    • The Open Water tone extends inland as far as necessary to adjoin the darker blue "Inland Water" tones
    • All other bodies of water are marked as "Inland Water" in the darker blue tone

Linear Landmarks:

  • Can be positively identified but not specifically plotted because they extend for some distance
  • Features such as roads, railroads, coastlines, power lines and rivers may make good timing checkpoints if they are perpendicular to the course line and have other specific environmental particulars that identify your position
  • Rivers and power lines must be easy to find, either isolated or large so they are unmistakable with confirming landmarks so they can be confirmed
  • Railroads and major highways are almost always depicted on aeronautical charts

Power Line Linear Landmark
Figure 2: Power lines as linear landmarks

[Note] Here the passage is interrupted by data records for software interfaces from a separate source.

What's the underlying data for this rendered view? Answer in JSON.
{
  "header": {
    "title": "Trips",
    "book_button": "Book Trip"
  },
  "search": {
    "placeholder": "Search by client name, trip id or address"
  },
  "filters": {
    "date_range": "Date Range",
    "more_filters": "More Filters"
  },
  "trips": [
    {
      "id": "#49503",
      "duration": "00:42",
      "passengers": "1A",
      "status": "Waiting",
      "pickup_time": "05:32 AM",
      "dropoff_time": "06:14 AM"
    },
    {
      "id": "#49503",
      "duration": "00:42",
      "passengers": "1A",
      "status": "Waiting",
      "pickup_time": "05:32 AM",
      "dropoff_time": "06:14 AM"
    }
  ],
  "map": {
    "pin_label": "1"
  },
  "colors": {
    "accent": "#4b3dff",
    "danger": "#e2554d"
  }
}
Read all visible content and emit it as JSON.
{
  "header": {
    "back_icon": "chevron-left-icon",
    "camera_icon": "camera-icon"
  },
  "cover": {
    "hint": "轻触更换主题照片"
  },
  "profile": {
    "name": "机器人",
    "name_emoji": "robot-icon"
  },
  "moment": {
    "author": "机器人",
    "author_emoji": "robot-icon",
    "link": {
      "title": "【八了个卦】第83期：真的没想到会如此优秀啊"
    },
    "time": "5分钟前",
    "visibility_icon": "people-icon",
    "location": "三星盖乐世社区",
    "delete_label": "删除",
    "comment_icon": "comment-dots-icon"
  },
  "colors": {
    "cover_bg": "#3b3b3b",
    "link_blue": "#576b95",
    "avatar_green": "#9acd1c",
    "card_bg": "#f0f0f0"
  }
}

Bridges and Viaducts
Figure 3: Bridges and Viaducts

Figure 4: Causeways

Overpasses and Underpasses
Figure 5: Overpasses and Underpasses

Figure 6: Pipelines

Power Line Linear Landmark
Figure 7: Power lines as linear landmarks

Uncertain Landmarks:

  • Features that a pilot suspects he can correlate with the chart, but they may not be fully reliable
  • Landmarks such as oil wells, and windmills may be repetitious
  • Objects may look much alike



  • None